You got 1 packets with an MTU of 1500 a piece which is the default for Fast Ethernet (100Mbps). A jumbo frame is really anything larger than this value for Gigabit Ethernet (1000Mbps) switches the common maximum is 9000 with some higher end switches supporting larger sizes. So with CPU, TCP/IP, and wire speed over head transferring those 6 packets takes time and resources. Of course this overhead and processing is miniscual in most environments. Now with jumbo frames on gigabit interfaces with an MTU of 9000 those 6 packets are now just one big packet. You can say that’s 1/6 the CPU, TCP/IP, and wire speed resources it takes to transfer that same amount of information. Of course real world calculations were not done on that simply because i don’t feel like figuring it out, but you get the point. So the hosts are working less but transferring the same payload and the switch is working less as well because it has less packets to push/process.

To sum it up you ship 1 big elephant instead of 6 baby elephants (dam that was pretty good)…but your like me and saying so what will my data transfer speeds be higher? I soon found that they actually are my friend.

Background/Environment:

– Cisco 2970G-24T coming in at a whopping $15 per port…oooo so worth it!
– Freenas with 2xGig ports with LACP and Jumbo frames enabled on the interface and switch ports connected to a RAIDZ2 pool of 14 146GB 10K u320 SCSI drives. Known as “orange”. Dam right I color code my arrays!

– Sharing Orange via NFS

– 2x Proxmox 2.0 Beta systems with 2xGig ports with LACP  and Jumbo frames enabled on the interface and switch ports mounted to orange via NFS.

This took a bit of time to get right and i will include confs and links to that I used to get it done. 

host01: change mtu/confirm mtu/test writing a 4gig file to the NFS share

root@host01:~# ifconfig bond0.3 mtu 1500
root@host01:~# ip route get 172.18.3.9
172.18.3.9 dev vmbr3 src 172.18.3.15
cache mtu 1500 advmss 1460 hoplimit 64
root@host01:~# dd if=/dev/zero of=/mnt/pve/vm-orange/test0001 bs=1G count=4
4+0 records in
4+0 records out
4294967296 bytes (4.3 GB) copied, 50.1927 s, 85.6 MB/s
root@host01:~# ifconfig bond0.3 mtu 9000
root@host01:~# ip route get 172.18.3.9
172.18.3.9 dev vmbr3 src 172.18.3.15
cache mtu 9000 advmss 8960 hoplimit 64
root@host01:~# dd if=/dev/zero of=/mnt/pve/vm-orange/test0001 bs=1G count=4
4+0 records in
4+0 records out
4294967296 bytes (4.3 GB) copied, 38.5115 s, 112 MB/s
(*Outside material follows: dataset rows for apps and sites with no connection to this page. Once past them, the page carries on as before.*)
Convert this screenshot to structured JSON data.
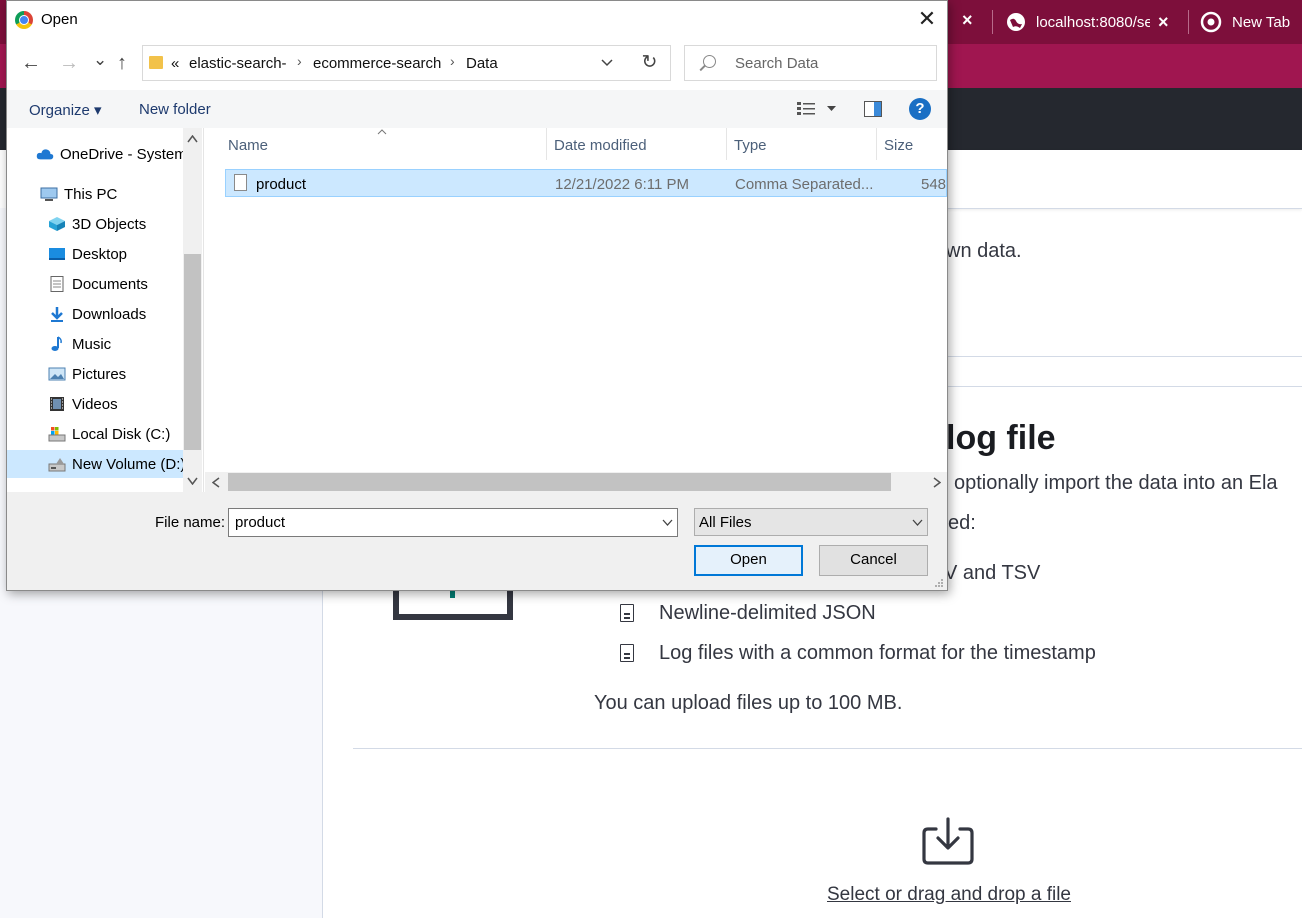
{
  "browser": {
    "tabs": [
      {
        "title": "localhost:8080/se"
      },
      {
        "title": "New Tab"
      }
    ],
    "partial_tab_close": "×",
    "tab_close": "×"
  },
  "page": {
    "line1": "wn data.",
    "section_title": "log file",
    "line2": "optionally import the data into an Ela",
    "line3": "ed:",
    "formats": [
      "V and TSV",
      "Newline-delimited JSON",
      "Log files with a common format for the timestamp"
    ],
    "upload_limit": "You can upload files up to 100 MB.",
    "upload_link": "Select or drag and drop a file"
  },
  "dialog": {
    "title": "Open",
    "close_label": "✕",
    "nav": {
      "back": "←",
      "forward": "→",
      "recent": "⌄",
      "up": "↑"
    },
    "breadcrumb": {
      "prefix": "«",
      "segments": [
        "elastic-search-",
        "ecommerce-search",
        "Data"
      ],
      "separator": "›"
    },
    "refresh": "↻",
    "search_placeholder": "Search Data",
    "toolbar": {
      "organize": "Organize ▾",
      "new_folder": "New folder",
      "help": "?"
    },
    "nav_pane": [
      {
        "label": "OneDrive - System",
        "icon": "cloud-icon"
      },
      {
        "label": "This PC",
        "icon": "computer-icon"
      },
      {
        "label": "3D Objects",
        "icon": "cube-icon"
      },
      {
        "label": "Desktop",
        "icon": "desktop-icon"
      },
      {
        "label": "Documents",
        "icon": "documents-icon"
      },
      {
        "label": "Downloads",
        "icon": "download-icon"
      },
      {
        "label": "Music",
        "icon": "music-icon"
      },
      {
        "label": "Pictures",
        "icon": "pictures-icon"
      },
      {
        "label": "Videos",
        "icon": "videos-icon"
      },
      {
        "label": "Local Disk (C:)",
        "icon": "drive-icon"
      },
      {
        "label": "New Volume (D:)",
        "icon": "drive-icon",
        "selected": true
      }
    ],
    "columns": {
      "name": "Name",
      "date": "Date modified",
      "type": "Type",
      "size": "Size"
    },
    "files": [
      {
        "name": "product",
        "date": "12/21/2022 6:11 PM",
        "type": "Comma Separated...",
        "size": "548"
      }
    ],
    "file_name_label": "File name:",
    "file_name_value": "product",
    "file_type": "All Files",
    "open_label": "Open",
    "cancel_label": "Cancel"
  }
}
host02: change mtu/confirm mtu/test writing a 4gig file to the NFS share

root@host02:~# ifconfig bond0.3 mtu 1500
root@host02:~# ip route get 172.18.3.9
172.18.3.9 dev vmbr3 src 172.18.3.16
cache mtu 1500 advmss 1460 hoplimit 64
root@host02:~# dd if=/dev/zero of=/mnt/pve/vm-orange/test0002 bs=1G count=4
4+0 records in
4+0 records out
4294967296 bytes (4.3 GB) copied, 62.7919 s, 68.4 MB/s
root@host02:~# ifconfig bond0.3 mtu 9000
root@host02:~# ip route get 172.18.3.9
172.18.3.9 dev vmbr3 src 172.18.3.16
cache mtu 9000 advmss 8960 hoplimit 64
root@host02:~# dd if=/dev/zero of=/mnt/pve/vm-orange/test0002 bs=1G count=4
4+0 records in
4+0 records out
4294967296 bytes (4.3 GB) copied, 57.3596 s, 74.9 MB/s
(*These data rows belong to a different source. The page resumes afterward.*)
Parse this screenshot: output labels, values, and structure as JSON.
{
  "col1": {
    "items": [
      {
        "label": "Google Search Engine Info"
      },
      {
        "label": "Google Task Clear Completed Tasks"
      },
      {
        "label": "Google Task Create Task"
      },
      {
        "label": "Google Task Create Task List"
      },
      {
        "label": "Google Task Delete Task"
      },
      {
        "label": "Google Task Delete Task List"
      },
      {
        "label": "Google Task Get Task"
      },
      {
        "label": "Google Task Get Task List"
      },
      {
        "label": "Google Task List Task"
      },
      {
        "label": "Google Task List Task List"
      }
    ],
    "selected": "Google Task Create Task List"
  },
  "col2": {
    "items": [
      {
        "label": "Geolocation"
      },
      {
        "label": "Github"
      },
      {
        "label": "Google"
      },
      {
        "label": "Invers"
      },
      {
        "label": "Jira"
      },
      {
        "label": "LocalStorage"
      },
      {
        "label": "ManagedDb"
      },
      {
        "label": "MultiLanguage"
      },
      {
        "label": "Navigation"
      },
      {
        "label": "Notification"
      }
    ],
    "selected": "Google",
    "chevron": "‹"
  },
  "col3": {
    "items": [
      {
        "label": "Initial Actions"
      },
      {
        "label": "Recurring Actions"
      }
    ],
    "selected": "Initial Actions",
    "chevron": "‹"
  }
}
Not sure yet why I get different speeds from the boxes but I assume it may have to do with the amount of memory in each system. Host01 has 8GB while Host02 4GB. I will deal with that in the future though $$$.

You see that after the change we have an increase in transfer speeds so the benefits are apparent and with faster arrays, more memory, and the possible improvements to 10Gbps interface (I FUCKING WISH) we can squeeze even more out of this. Also don’t forget about tweaks to NFS and SMB, this can really give you improvements without the expensive upgrades.
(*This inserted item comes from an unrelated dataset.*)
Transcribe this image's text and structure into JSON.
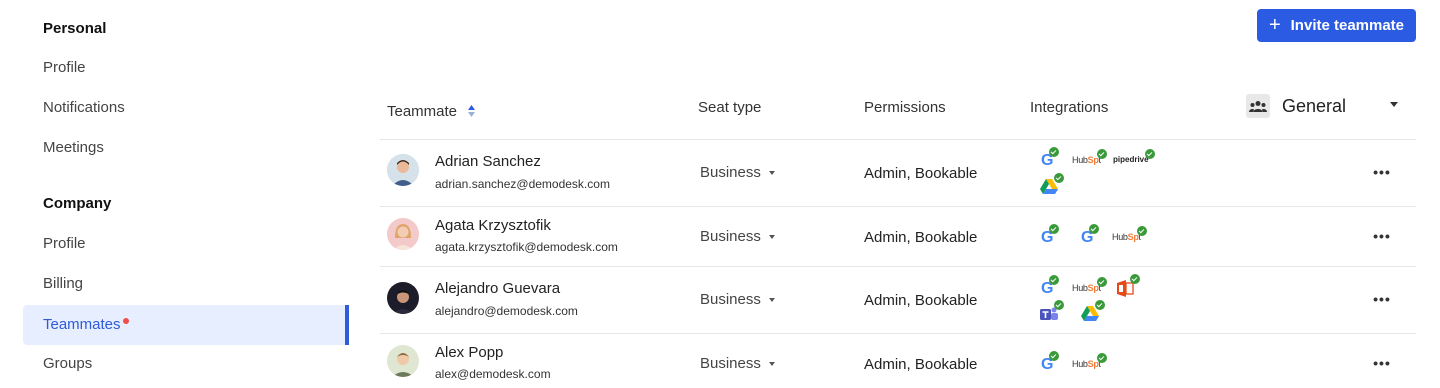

Confs and articles:

Cisco 2970 – Enable jumbo frames on all gigabit interfaces. This requires a reload to take affect.
(config)#system mtu jumbo 9000

FreeNAS-8.0.3-RELEASE-p1-x64 (9591) Documentation (read it like a bible) Video (older version but good detail)
Go to Network > Link Aggregation >  View Link Aggregations > Edit Interface > In options field enter “mtu 9000″ > save and reboot to make sure it stuck.

Proxmox 2.0 beta – This allows for the mtu change to survive reboots. This is the same for debian/ubuntu.
Edit the  /etc/rc.local file with the following format: ifconfig <interface name physical and or vlan> mtu 9000
Ex:
ifconfig eth0 mtu 9000
ifconfig eth1 mtu 9000
ifconfig bond0 mtu 9000
ifconfig bond0.3 mtu 9000